(Records shown Opens)

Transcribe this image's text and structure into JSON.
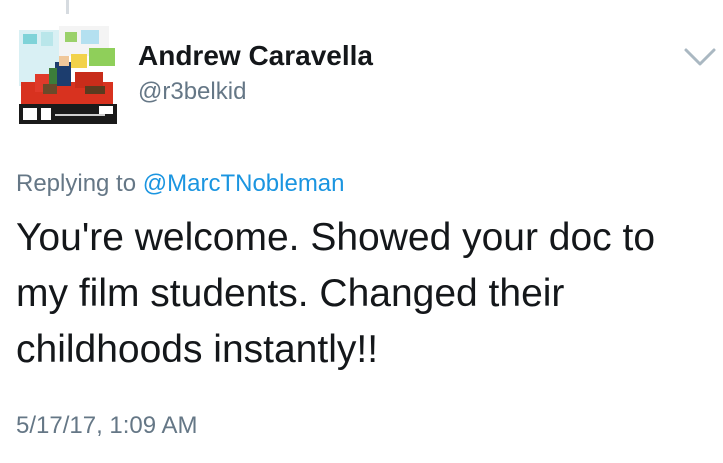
{
  "tweet": {
    "author": {
      "display_name": "Andrew Caravella",
      "handle": "@r3belkid",
      "avatar_icon": "album-art-avatar"
    },
    "reply_prefix": "Replying to",
    "reply_to": "@MarcTNobleman",
    "text": "You're welcome. Showed your doc to my film students. Changed their childhoods instantly!!",
    "timestamp": "5/17/17, 1:09 AM",
    "menu_icon": "chevron-down-icon"
  },
  "colors": {
    "text_primary": "#14171a",
    "text_secondary": "#657786",
    "link": "#1b95e0",
    "chevron": "#aab8c2",
    "thread_line": "#d6dbe0"
  }
}
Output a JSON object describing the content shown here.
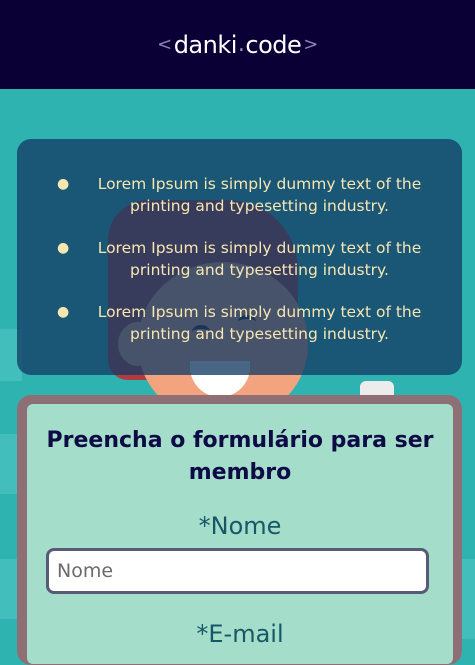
{
  "header": {
    "logo_left_bracket": "<",
    "logo_word1": "danki",
    "logo_dot": ".",
    "logo_word2": "code",
    "logo_right_bracket": ">"
  },
  "info": {
    "items": [
      "Lorem Ipsum is simply dummy text of the printing and typesetting industry.",
      "Lorem Ipsum is simply dummy text of the printing and typesetting industry.",
      "Lorem Ipsum is simply dummy text of the printing and typesetting industry."
    ]
  },
  "form": {
    "title": "Preencha o formulário para ser membro",
    "name_label": "*Nome",
    "name_placeholder": "Nome",
    "email_label": "*E-mail"
  },
  "colors": {
    "header_bg": "#0b0035",
    "page_bg": "#2fb3b0",
    "info_bg": "#143c64",
    "info_text": "#f7e6b0",
    "form_bg": "#a4ddca",
    "form_title": "#0e0a45",
    "label": "#175767"
  }
}
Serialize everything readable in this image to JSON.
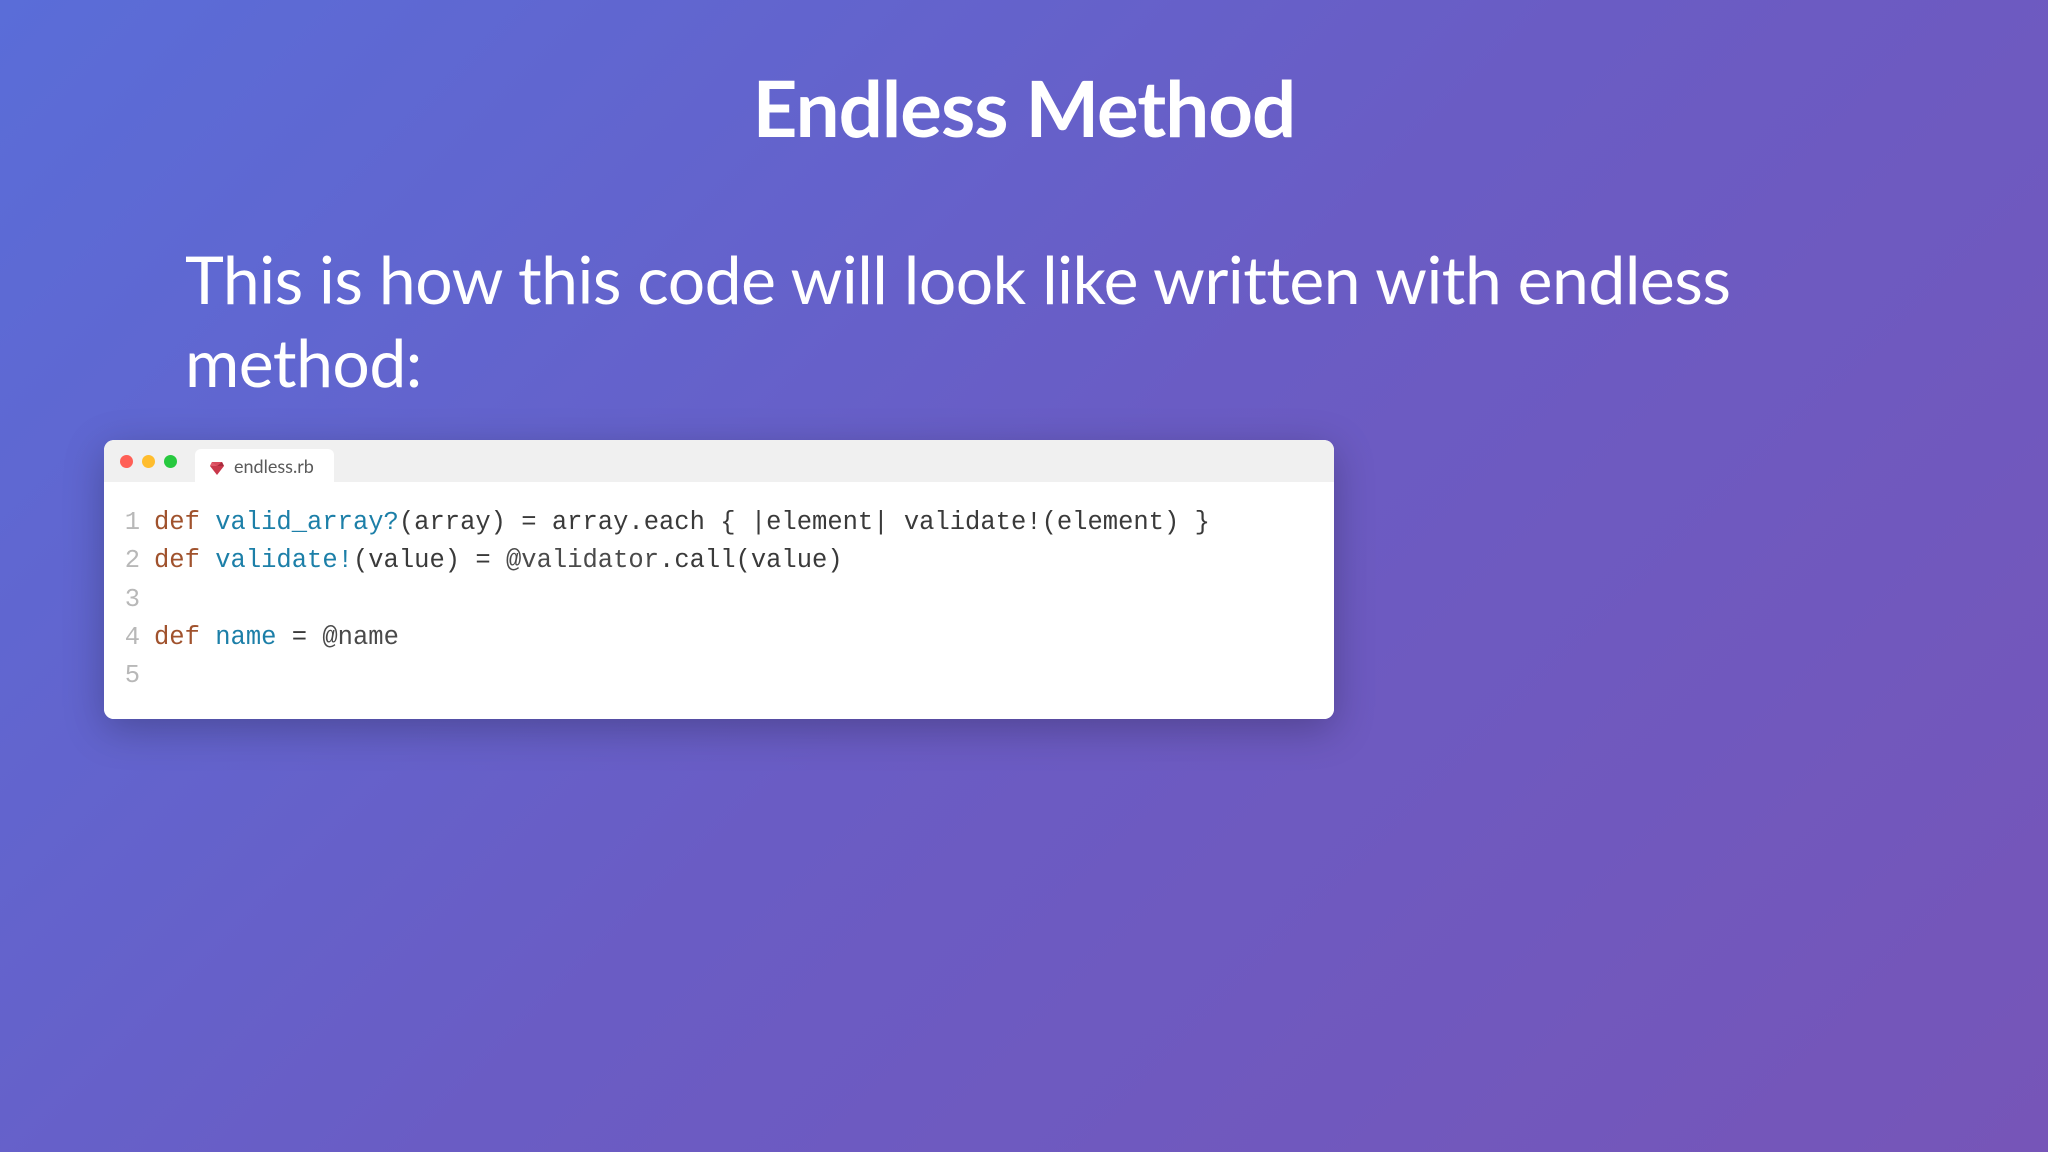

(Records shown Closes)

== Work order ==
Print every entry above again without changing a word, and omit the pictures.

== Exercise output ==
Transcribe this image's text and structure into JSON.
{
  "tweet": {
    "author": {
      "display_name": "Andrew Caravella",
      "handle": "@r3belkid",
      "avatar_icon": "album-art-avatar"
    },
    "reply_prefix": "Replying to",
    "reply_to": "@MarcTNobleman",
    "text": "You're welcome. Showed your doc to my film students. Changed their childhoods instantly!!",
    "timestamp": "5/17/17, 1:09 AM",
    "menu_icon": "chevron-down-icon"
  },
  "colors": {
    "text_primary": "#14171a",
    "text_secondary": "#657786",
    "link": "#1b95e0",
    "chevron": "#aab8c2",
    "thread_line": "#d6dbe0"
  }
}
Output a JSON object describing the content shown here.
{
  "header": {
    "logo_left_bracket": "<",
    "logo_word1": "danki",
    "logo_dot": ".",
    "logo_word2": "code",
    "logo_right_bracket": ">"
  },
  "info": {
    "items": [
      "Lorem Ipsum is simply dummy text of the printing and typesetting industry.",
      "Lorem Ipsum is simply dummy text of the printing and typesetting industry.",
      "Lorem Ipsum is simply dummy text of the printing and typesetting industry."
    ]
  },
  "form": {
    "title": "Preencha o formulário para ser membro",
    "name_label": "*Nome",
    "name_placeholder": "Nome",
    "email_label": "*E-mail"
  },
  "colors": {
    "header_bg": "#0b0035",
    "page_bg": "#2fb3b0",
    "info_bg": "#143c64",
    "info_text": "#f7e6b0",
    "form_bg": "#a4ddca",
    "form_title": "#0e0a45",
    "label": "#175767"
  }
}
Serialize everything readable in this image to JSON.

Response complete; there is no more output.